Everyone knows that sewing gives you superpowers. First on that long list is the ability to break the rules and make garments that represent you and your taste. We want to encourage you to think of our patterns as a blank canvas that you can customize to truly suit your style.
Our pattern hacks are designed to teach you hacking basics that help you customize patterns so that you can become a confident pattern hacker. Each month, we will show you how to draft and sew one new pattern hack, and we’ll share links to two additional pattern hacks from our pattern hacks library.
These hacks help you give your Seamwork patterns a custom spin—all you need is paper, a ruler, and a pencil!
This month our featured hack is a personal favorite of mine—a waist tie detail! I’ve been a big fan of front ties on my tops lately and can’t wait to show you how it’s done.
Our other hacks this month include lengthening the Willis top into a shirtdress and creating a cross-over peplum.
Note: For best results, be sure to make any necessary fit adjustments before hacking your pattern.
HACK ONE: Waist tie
In this hack, learn to draft tie pieces with a facing that easily sews into the side seams and placket.
Use a ruler to draw a line from the side seam to the center of the front piece to create a straight hem. Cut off the portion of the piece under the line. Repeat for the back piece and set the back piece aside for now.
Tape a piece of pattern paper under the front piece. Draw a line extending down from the center front. This line will be the length of the tie. I drew 9” for my tie.
Draw the shape of your tie piece. I drew a slightly pointed cone shape, but you can make any shape you would like. Blend your tie shape into the hem of the front. You can gently blend with a curved ruler like I did, or you can draw a line straight up to the hem with your ruler. You can also blend the tie shape into the line you made in step 2, if you would like. The width measurement can also be for you to decide (mine was about 3”). The tie shape is truly up to you! You can even draw out a few different shapes and see what you like best. The seam allowance will already be included in your tie shape.
Make a circle marking at the top of the tie piece, 3/8” (10 mm) in from the center front.
Cut out the new pattern piece. Label this piece as “Front tie, cut 2”.
Use some tracing paper to trace out the front tie facing. Place the tracing on top of the tie portion of the front tie piece. Trace the tie shape and a few inches above it. I recommend making the facing at least 2” (5 cm) – 3” (7.6 cm) tall from the top of the tie. Make sure to include the circle marking.
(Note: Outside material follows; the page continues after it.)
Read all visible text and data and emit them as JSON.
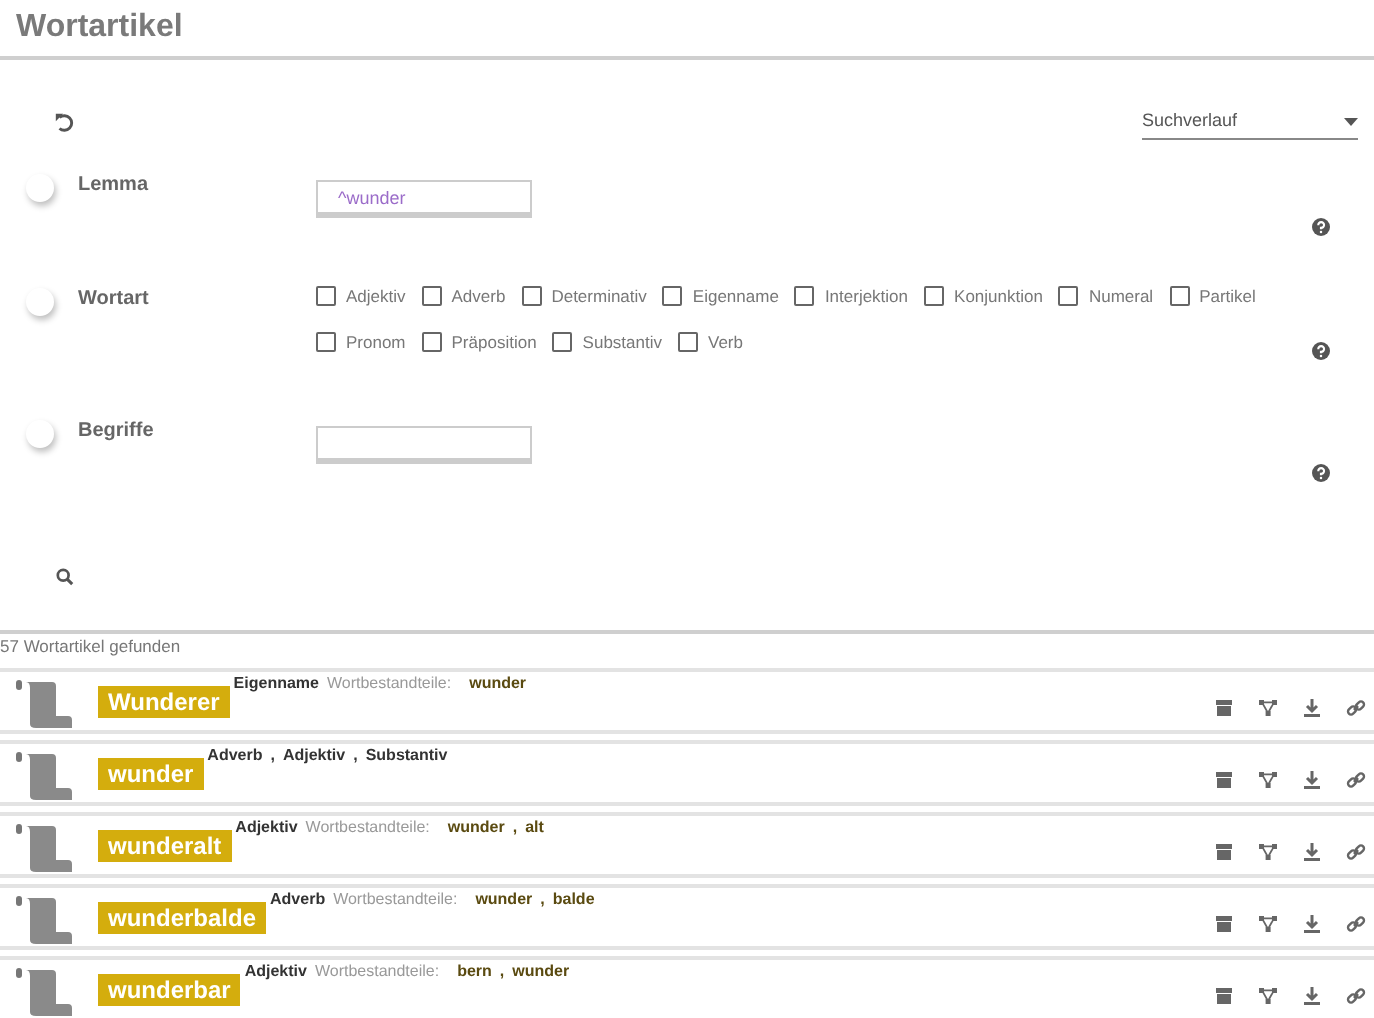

Cut out the front tie facing piece. Label this piece “Front tie facing, cut 2”. You can also add a note to include interfacing for the facing pieces if your fabric has a lighter weight.
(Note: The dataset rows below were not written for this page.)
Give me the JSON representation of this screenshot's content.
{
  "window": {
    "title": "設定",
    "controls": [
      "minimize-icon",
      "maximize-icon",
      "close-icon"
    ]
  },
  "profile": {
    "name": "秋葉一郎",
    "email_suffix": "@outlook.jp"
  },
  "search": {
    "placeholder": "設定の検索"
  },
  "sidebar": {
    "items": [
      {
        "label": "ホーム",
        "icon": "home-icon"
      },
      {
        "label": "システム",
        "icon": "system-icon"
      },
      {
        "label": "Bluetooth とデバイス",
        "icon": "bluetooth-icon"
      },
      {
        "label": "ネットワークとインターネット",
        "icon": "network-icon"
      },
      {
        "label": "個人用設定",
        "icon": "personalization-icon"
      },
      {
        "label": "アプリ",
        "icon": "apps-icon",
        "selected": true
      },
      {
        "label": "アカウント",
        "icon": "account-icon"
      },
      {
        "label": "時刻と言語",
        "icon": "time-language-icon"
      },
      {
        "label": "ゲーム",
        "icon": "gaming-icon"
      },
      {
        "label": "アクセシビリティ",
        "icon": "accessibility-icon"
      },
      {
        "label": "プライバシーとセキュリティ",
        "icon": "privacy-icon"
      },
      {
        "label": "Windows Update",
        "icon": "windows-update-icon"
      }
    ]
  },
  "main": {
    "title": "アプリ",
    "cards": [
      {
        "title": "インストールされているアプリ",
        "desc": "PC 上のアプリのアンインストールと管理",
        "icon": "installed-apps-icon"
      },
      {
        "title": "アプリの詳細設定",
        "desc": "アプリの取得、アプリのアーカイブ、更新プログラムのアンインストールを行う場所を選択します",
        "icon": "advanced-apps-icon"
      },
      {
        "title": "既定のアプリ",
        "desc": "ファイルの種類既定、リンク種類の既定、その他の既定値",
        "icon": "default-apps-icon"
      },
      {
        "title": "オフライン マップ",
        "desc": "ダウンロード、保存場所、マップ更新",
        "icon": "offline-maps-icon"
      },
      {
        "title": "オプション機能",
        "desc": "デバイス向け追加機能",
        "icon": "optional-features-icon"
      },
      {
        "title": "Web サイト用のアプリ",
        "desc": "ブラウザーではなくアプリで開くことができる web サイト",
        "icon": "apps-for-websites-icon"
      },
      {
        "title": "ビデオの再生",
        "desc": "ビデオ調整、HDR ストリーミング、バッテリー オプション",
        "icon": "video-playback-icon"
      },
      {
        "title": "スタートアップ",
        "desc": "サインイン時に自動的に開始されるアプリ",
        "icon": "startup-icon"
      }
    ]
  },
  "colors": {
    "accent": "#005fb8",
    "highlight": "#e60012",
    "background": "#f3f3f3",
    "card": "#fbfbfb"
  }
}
Finish the top, long edge of the front tie facing piece with a serged edge or folding the edge to the wrong side and topstitching in place. Repeat for the second front tie piece.
Hem the back piece according to the instructions (1/4” + ¼”).
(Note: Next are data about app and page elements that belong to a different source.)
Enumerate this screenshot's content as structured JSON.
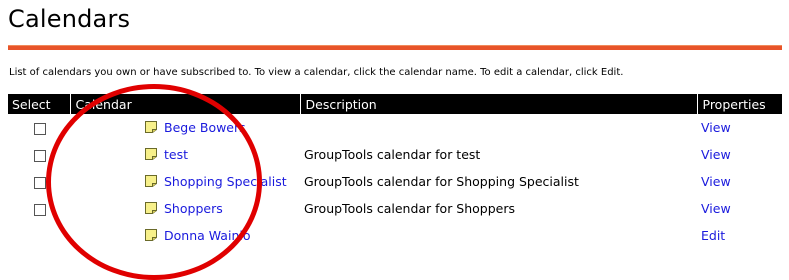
{
  "page": {
    "title": "Calendars",
    "intro": "List of calendars you own or have subscribed to. To view a calendar, click the calendar name. To edit a calendar, click Edit."
  },
  "table": {
    "headers": {
      "select": "Select",
      "calendar": "Calendar",
      "description": "Description",
      "properties": "Properties"
    },
    "rows": [
      {
        "name": "Bege Bowers",
        "description": "",
        "property": "View",
        "has_checkbox": true
      },
      {
        "name": "test",
        "description": "GroupTools calendar for test",
        "property": "View",
        "has_checkbox": true
      },
      {
        "name": "Shopping Specialist",
        "description": "GroupTools calendar for Shopping Specialist",
        "property": "View",
        "has_checkbox": true
      },
      {
        "name": "Shoppers",
        "description": "GroupTools calendar for Shoppers",
        "property": "View",
        "has_checkbox": true
      },
      {
        "name": "Donna Wainio",
        "description": "",
        "property": "Edit",
        "has_checkbox": false
      }
    ]
  },
  "icons": {
    "calendar_row": "calendar-page-icon",
    "annotation": "red-circle-annotation"
  },
  "colors": {
    "accent_rule": "#e8542a",
    "link": "#1a1add",
    "header_bg": "#000000",
    "annotation": "#e00000"
  }
}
With right sides together, match one front tie facing piece to one front piece. Pin. Stitch the front tie facing to the front, using a 1/2” (13 mm) seam allowance along the long edge. Switch to a 3/8” seam allowance (10 mm) when sewing around the actual tie portion. End your stitching at the circle marking.
Trim and grade the seam allowances.
Clip to the circle marking, being careful not to clip past the stitching.
Turn the front right side out, pressing the front tie facing in place.
Understitch from the side seam to as close as you can to where your tie begins. This will help keep the facing in place.
Sew the side seams and assemble the plackets according to the instructions.
Baste the front tie facing at the side seam and above the clipping on the center front with a seam allowance of ½” (13 mm).
Sew the plackets to the front. When stitching the bottom of the placket together, make sure to stitch right across at the same level as the tie. Do not stitch onto the tie, just the placket.
Trim and grade the placket, turn right side out. Bring the fold of the placket to the inside to cover the seam line, including the front tie facing.
Finish constructing the top according to the instructions.
HACK TWO: Lengthen into a dress
Lengthen your Willis top into a dress using this hack from issue 48.
HACK THREE: Cross-over peplum
Give your Willis top a cool detail in the back using this hack from issue 49.